- I can revise my writing to have a strong voice through appropriate and powerful word choice.
- I can use a variety of resources (dictionary, thesaurus, etc.) to make my writing more articulate.
- I can organize my writing with an introduction, body and conclusion.
- I can self- and peer-edit to make my writing easy to read.
Shots and Framing
- Often a long shot or a series of shots that set the scene. It is used to establish setting and to show transitions between locations.
Long Shot (LS)
- A shot from some distance. If filming a person, the full body is shown. It may show the isolation or vulnerability of the character (also called a Full Shot).
Generally speaking, the cinematographer is responsible for arranging and controlling the lighting of a film. Movies take so long to complete, in part because of the enormous complexities involved in lighting each shot.
What is a film study?
A film study is an opportunity for you to take a closer look at how a film is put toegether as a form of art. A chance to study and think about something we usually passively watch without thought about what is being presented.
What sorts of things will we be looking at?
Instead of just answering questions about what we see when we watch a film, we will look at some important parts that make up a film. Some of which you may never have noticed before.
Examples of topics for study are:
- the use of lighting and shadows
- moods created by camera angle and music
- symbolism, foreshadowing, irony
- conflict, setting theme, characterization, colour, character analysis
Film Study Unit Expectations
Assignments: We will study five to six films over a five to six week period (one movie every week). Each film will be accompanied by an assignment that is related to topics selected to go with the film.
- All assigned work will include instructions in class and require that you keep notes when viewing films.
- Much of the work you will be required to do will be challenging, but you are very capable.
- Set high standards for yourself and learn.
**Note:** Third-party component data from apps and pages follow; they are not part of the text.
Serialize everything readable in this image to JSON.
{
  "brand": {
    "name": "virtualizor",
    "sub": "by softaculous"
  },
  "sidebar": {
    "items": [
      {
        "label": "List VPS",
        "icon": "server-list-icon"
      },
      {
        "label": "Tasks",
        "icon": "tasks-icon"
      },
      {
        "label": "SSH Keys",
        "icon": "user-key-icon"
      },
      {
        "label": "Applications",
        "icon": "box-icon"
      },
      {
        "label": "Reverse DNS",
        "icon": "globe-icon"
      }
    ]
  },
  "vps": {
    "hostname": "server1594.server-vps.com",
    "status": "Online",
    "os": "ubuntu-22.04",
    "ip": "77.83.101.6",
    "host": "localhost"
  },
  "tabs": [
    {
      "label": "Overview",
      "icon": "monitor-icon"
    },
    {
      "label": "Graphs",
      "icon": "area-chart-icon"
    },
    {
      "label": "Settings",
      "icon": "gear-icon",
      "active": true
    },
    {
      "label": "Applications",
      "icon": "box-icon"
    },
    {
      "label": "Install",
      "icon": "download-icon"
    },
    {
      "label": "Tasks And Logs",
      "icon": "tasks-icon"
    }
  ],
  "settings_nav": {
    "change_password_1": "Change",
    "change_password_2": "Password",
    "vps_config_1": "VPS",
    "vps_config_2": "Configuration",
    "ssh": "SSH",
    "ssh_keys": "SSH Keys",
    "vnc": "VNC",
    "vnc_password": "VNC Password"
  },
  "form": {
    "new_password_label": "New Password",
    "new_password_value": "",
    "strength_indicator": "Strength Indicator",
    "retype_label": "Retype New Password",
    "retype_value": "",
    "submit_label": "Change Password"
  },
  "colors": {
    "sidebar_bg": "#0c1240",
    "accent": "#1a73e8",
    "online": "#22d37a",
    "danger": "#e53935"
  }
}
- This is one of the harder units you will study this year, but is also one of the most interesting and fun.
- If you are absent during any parts of the movie, then you must answer the questions from the parts that you did see. See your teacher for more details. You may also try to go online to view the scenes you missed.
Film Study Rules
- Have an open mind
- There are no wrong answers
- Take good notes!
Created by Nick Ioannidis